## TASK GOAL
Return all of the entries below exactly as they are given.

Excerpts from an interface dataset

★ ★ ★

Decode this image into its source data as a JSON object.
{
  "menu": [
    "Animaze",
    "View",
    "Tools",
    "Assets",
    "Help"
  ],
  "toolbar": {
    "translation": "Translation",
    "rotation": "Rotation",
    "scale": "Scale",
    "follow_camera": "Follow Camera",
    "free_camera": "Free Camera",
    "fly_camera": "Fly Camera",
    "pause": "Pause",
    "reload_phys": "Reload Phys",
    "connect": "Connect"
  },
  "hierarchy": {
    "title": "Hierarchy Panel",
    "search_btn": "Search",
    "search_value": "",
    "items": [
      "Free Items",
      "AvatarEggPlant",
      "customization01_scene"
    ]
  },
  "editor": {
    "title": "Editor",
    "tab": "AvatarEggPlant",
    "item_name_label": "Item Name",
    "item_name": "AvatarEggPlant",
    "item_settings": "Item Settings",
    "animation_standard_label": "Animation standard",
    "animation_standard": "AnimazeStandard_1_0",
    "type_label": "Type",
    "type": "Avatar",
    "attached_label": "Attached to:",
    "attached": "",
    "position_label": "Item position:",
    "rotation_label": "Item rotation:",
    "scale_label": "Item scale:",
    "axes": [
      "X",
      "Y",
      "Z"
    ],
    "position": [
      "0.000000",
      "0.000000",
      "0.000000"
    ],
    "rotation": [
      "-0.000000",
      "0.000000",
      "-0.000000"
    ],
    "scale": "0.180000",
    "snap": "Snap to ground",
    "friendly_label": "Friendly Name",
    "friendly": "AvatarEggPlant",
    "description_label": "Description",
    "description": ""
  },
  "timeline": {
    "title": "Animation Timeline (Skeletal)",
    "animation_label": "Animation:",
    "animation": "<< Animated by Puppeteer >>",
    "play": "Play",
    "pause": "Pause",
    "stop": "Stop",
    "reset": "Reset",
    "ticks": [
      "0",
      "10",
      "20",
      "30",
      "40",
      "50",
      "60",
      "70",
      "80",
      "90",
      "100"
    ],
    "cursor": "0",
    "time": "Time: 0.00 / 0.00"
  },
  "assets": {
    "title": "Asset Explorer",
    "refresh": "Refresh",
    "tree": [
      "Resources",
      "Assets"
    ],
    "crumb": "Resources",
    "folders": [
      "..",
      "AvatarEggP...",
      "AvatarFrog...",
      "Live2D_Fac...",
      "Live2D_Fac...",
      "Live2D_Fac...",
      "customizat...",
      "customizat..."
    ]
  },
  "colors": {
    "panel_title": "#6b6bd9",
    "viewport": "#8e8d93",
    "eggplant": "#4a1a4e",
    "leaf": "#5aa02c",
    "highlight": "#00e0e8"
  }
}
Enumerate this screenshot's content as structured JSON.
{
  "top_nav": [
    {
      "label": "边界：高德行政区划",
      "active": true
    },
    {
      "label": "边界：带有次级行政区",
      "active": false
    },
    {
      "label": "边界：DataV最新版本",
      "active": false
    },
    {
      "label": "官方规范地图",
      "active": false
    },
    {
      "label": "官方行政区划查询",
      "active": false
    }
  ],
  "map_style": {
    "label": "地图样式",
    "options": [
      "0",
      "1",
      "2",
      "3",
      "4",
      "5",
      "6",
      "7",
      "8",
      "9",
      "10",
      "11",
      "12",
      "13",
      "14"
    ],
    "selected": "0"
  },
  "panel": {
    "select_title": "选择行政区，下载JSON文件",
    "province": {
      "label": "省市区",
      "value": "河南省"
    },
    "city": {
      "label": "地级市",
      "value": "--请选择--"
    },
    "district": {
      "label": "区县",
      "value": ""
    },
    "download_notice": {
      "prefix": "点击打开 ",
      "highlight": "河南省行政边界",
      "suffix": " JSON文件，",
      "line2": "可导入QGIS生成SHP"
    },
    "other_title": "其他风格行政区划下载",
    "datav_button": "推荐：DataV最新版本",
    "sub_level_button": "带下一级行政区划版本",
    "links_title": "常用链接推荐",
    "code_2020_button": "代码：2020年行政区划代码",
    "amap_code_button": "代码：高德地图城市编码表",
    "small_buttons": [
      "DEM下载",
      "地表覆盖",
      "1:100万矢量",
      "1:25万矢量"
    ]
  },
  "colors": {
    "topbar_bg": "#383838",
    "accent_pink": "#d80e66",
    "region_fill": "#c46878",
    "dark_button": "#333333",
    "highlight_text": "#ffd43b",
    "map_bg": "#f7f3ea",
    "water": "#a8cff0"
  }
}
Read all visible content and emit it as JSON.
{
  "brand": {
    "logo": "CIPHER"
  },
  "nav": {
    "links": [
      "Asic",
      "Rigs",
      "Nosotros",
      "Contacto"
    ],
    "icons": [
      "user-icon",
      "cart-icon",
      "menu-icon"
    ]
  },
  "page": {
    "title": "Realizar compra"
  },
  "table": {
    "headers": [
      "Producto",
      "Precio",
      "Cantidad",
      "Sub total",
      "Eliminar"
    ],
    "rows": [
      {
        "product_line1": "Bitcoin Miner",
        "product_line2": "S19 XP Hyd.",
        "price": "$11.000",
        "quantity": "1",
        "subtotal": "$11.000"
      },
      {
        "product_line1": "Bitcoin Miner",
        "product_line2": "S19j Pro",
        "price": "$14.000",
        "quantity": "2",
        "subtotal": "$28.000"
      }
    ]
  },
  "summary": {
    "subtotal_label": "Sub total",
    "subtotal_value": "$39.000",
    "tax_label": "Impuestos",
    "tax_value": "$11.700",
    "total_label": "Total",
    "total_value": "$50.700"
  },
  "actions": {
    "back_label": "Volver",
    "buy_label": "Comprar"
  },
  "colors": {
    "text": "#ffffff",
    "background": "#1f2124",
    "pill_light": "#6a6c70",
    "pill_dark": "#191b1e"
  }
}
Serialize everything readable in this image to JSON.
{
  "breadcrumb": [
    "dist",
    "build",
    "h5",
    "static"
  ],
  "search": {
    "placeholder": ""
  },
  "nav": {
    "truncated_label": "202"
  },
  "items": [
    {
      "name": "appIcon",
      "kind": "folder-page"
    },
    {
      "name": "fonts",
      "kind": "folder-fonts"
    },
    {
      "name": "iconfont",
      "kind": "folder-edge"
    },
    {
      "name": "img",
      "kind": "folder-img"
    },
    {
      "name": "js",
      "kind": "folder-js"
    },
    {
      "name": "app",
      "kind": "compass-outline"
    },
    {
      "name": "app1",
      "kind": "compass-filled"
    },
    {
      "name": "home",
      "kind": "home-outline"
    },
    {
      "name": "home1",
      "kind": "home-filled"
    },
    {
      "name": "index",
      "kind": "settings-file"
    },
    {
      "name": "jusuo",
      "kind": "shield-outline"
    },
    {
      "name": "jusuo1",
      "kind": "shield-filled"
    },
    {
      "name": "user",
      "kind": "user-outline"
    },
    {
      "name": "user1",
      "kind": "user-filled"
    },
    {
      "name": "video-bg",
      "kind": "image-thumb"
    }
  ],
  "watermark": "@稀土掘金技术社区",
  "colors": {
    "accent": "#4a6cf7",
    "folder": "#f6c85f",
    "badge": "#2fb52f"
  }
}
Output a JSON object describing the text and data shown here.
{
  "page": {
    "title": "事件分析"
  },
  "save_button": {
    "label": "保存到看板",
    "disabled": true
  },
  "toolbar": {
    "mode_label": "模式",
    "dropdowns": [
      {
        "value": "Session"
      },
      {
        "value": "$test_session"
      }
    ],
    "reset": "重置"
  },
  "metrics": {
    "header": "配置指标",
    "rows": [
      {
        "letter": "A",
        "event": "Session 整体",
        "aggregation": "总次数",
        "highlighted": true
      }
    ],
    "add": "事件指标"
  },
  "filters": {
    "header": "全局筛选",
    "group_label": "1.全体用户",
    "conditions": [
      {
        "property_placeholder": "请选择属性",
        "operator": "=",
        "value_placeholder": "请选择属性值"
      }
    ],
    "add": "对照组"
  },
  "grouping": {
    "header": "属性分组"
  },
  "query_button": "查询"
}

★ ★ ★

## ANSWER SPACE
Decode this image into its source data as a JSON object.
{
  "menu": [
    "Animaze",
    "View",
    "Tools",
    "Assets",
    "Help"
  ],
  "toolbar": {
    "translation": "Translation",
    "rotation": "Rotation",
    "scale": "Scale",
    "follow_camera": "Follow Camera",
    "free_camera": "Free Camera",
    "fly_camera": "Fly Camera",
    "pause": "Pause",
    "reload_phys": "Reload Phys",
    "connect": "Connect"
  },
  "hierarchy": {
    "title": "Hierarchy Panel",
    "search_btn": "Search",
    "search_value": "",
    "items": [
      "Free Items",
      "AvatarEggPlant",
      "customization01_scene"
    ]
  },
  "editor": {
    "title": "Editor",
    "tab": "AvatarEggPlant",
    "item_name_label": "Item Name",
    "item_name": "AvatarEggPlant",
    "item_settings": "Item Settings",
    "animation_standard_label": "Animation standard",
    "animation_standard": "AnimazeStandard_1_0",
    "type_label": "Type",
    "type": "Avatar",
    "attached_label": "Attached to:",
    "attached": "",
    "position_label": "Item position:",
    "rotation_label": "Item rotation:",
    "scale_label": "Item scale:",
    "axes": [
      "X",
      "Y",
      "Z"
    ],
    "position": [
      "0.000000",
      "0.000000",
      "0.000000"
    ],
    "rotation": [
      "-0.000000",
      "0.000000",
      "-0.000000"
    ],
    "scale": "0.180000",
    "snap": "Snap to ground",
    "friendly_label": "Friendly Name",
    "friendly": "AvatarEggPlant",
    "description_label": "Description",
    "description": ""
  },
  "timeline": {
    "title": "Animation Timeline (Skeletal)",
    "animation_label": "Animation:",
    "animation": "<< Animated by Puppeteer >>",
    "play": "Play",
    "pause": "Pause",
    "stop": "Stop",
    "reset": "Reset",
    "ticks": [
      "0",
      "10",
      "20",
      "30",
      "40",
      "50",
      "60",
      "70",
      "80",
      "90",
      "100"
    ],
    "cursor": "0",
    "time": "Time: 0.00 / 0.00"
  },
  "assets": {
    "title": "Asset Explorer",
    "refresh": "Refresh",
    "tree": [
      "Resources",
      "Assets"
    ],
    "crumb": "Resources",
    "folders": [
      "..",
      "AvatarEggP...",
      "AvatarFrog...",
      "Live2D_Fac...",
      "Live2D_Fac...",
      "Live2D_Fac...",
      "customizat...",
      "customizat..."
    ]
  },
  "colors": {
    "panel_title": "#6b6bd9",
    "viewport": "#8e8d93",
    "eggplant": "#4a1a4e",
    "leaf": "#5aa02c",
    "highlight": "#00e0e8"
  }
}
Enumerate this screenshot's content as structured JSON.
{
  "top_nav": [
    {
      "label": "边界：高德行政区划",
      "active": true
    },
    {
      "label": "边界：带有次级行政区",
      "active": false
    },
    {
      "label": "边界：DataV最新版本",
      "active": false
    },
    {
      "label": "官方规范地图",
      "active": false
    },
    {
      "label": "官方行政区划查询",
      "active": false
    }
  ],
  "map_style": {
    "label": "地图样式",
    "options": [
      "0",
      "1",
      "2",
      "3",
      "4",
      "5",
      "6",
      "7",
      "8",
      "9",
      "10",
      "11",
      "12",
      "13",
      "14"
    ],
    "selected": "0"
  },
  "panel": {
    "select_title": "选择行政区，下载JSON文件",
    "province": {
      "label": "省市区",
      "value": "河南省"
    },
    "city": {
      "label": "地级市",
      "value": "--请选择--"
    },
    "district": {
      "label": "区县",
      "value": ""
    },
    "download_notice": {
      "prefix": "点击打开 ",
      "highlight": "河南省行政边界",
      "suffix": " JSON文件，",
      "line2": "可导入QGIS生成SHP"
    },
    "other_title": "其他风格行政区划下载",
    "datav_button": "推荐：DataV最新版本",
    "sub_level_button": "带下一级行政区划版本",
    "links_title": "常用链接推荐",
    "code_2020_button": "代码：2020年行政区划代码",
    "amap_code_button": "代码：高德地图城市编码表",
    "small_buttons": [
      "DEM下载",
      "地表覆盖",
      "1:100万矢量",
      "1:25万矢量"
    ]
  },
  "colors": {
    "topbar_bg": "#383838",
    "accent_pink": "#d80e66",
    "region_fill": "#c46878",
    "dark_button": "#333333",
    "highlight_text": "#ffd43b",
    "map_bg": "#f7f3ea",
    "water": "#a8cff0"
  }
}
Read all visible content and emit it as JSON.
{
  "brand": {
    "logo": "CIPHER"
  },
  "nav": {
    "links": [
      "Asic",
      "Rigs",
      "Nosotros",
      "Contacto"
    ],
    "icons": [
      "user-icon",
      "cart-icon",
      "menu-icon"
    ]
  },
  "page": {
    "title": "Realizar compra"
  },
  "table": {
    "headers": [
      "Producto",
      "Precio",
      "Cantidad",
      "Sub total",
      "Eliminar"
    ],
    "rows": [
      {
        "product_line1": "Bitcoin Miner",
        "product_line2": "S19 XP Hyd.",
        "price": "$11.000",
        "quantity": "1",
        "subtotal": "$11.000"
      },
      {
        "product_line1": "Bitcoin Miner",
        "product_line2": "S19j Pro",
        "price": "$14.000",
        "quantity": "2",
        "subtotal": "$28.000"
      }
    ]
  },
  "summary": {
    "subtotal_label": "Sub total",
    "subtotal_value": "$39.000",
    "tax_label": "Impuestos",
    "tax_value": "$11.700",
    "total_label": "Total",
    "total_value": "$50.700"
  },
  "actions": {
    "back_label": "Volver",
    "buy_label": "Comprar"
  },
  "colors": {
    "text": "#ffffff",
    "background": "#1f2124",
    "pill_light": "#6a6c70",
    "pill_dark": "#191b1e"
  }
}
Serialize everything readable in this image to JSON.
{
  "breadcrumb": [
    "dist",
    "build",
    "h5",
    "static"
  ],
  "search": {
    "placeholder": ""
  },
  "nav": {
    "truncated_label": "202"
  },
  "items": [
    {
      "name": "appIcon",
      "kind": "folder-page"
    },
    {
      "name": "fonts",
      "kind": "folder-fonts"
    },
    {
      "name": "iconfont",
      "kind": "folder-edge"
    },
    {
      "name": "img",
      "kind": "folder-img"
    },
    {
      "name": "js",
      "kind": "folder-js"
    },
    {
      "name": "app",
      "kind": "compass-outline"
    },
    {
      "name": "app1",
      "kind": "compass-filled"
    },
    {
      "name": "home",
      "kind": "home-outline"
    },
    {
      "name": "home1",
      "kind": "home-filled"
    },
    {
      "name": "index",
      "kind": "settings-file"
    },
    {
      "name": "jusuo",
      "kind": "shield-outline"
    },
    {
      "name": "jusuo1",
      "kind": "shield-filled"
    },
    {
      "name": "user",
      "kind": "user-outline"
    },
    {
      "name": "user1",
      "kind": "user-filled"
    },
    {
      "name": "video-bg",
      "kind": "image-thumb"
    }
  ],
  "watermark": "@稀土掘金技术社区",
  "colors": {
    "accent": "#4a6cf7",
    "folder": "#f6c85f",
    "badge": "#2fb52f"
  }
}
Output a JSON object describing the text and data shown here.
{
  "page": {
    "title": "事件分析"
  },
  "save_button": {
    "label": "保存到看板",
    "disabled": true
  },
  "toolbar": {
    "mode_label": "模式",
    "dropdowns": [
      {
        "value": "Session"
      },
      {
        "value": "$test_session"
      }
    ],
    "reset": "重置"
  },
  "metrics": {
    "header": "配置指标",
    "rows": [
      {
        "letter": "A",
        "event": "Session 整体",
        "aggregation": "总次数",
        "highlighted": true
      }
    ],
    "add": "事件指标"
  },
  "filters": {
    "header": "全局筛选",
    "group_label": "1.全体用户",
    "conditions": [
      {
        "property_placeholder": "请选择属性",
        "operator": "=",
        "value_placeholder": "请选择属性值"
      }
    ],
    "add": "对照组"
  },
  "grouping": {
    "header": "属性分组"
  },
  "query_button": "查询"
}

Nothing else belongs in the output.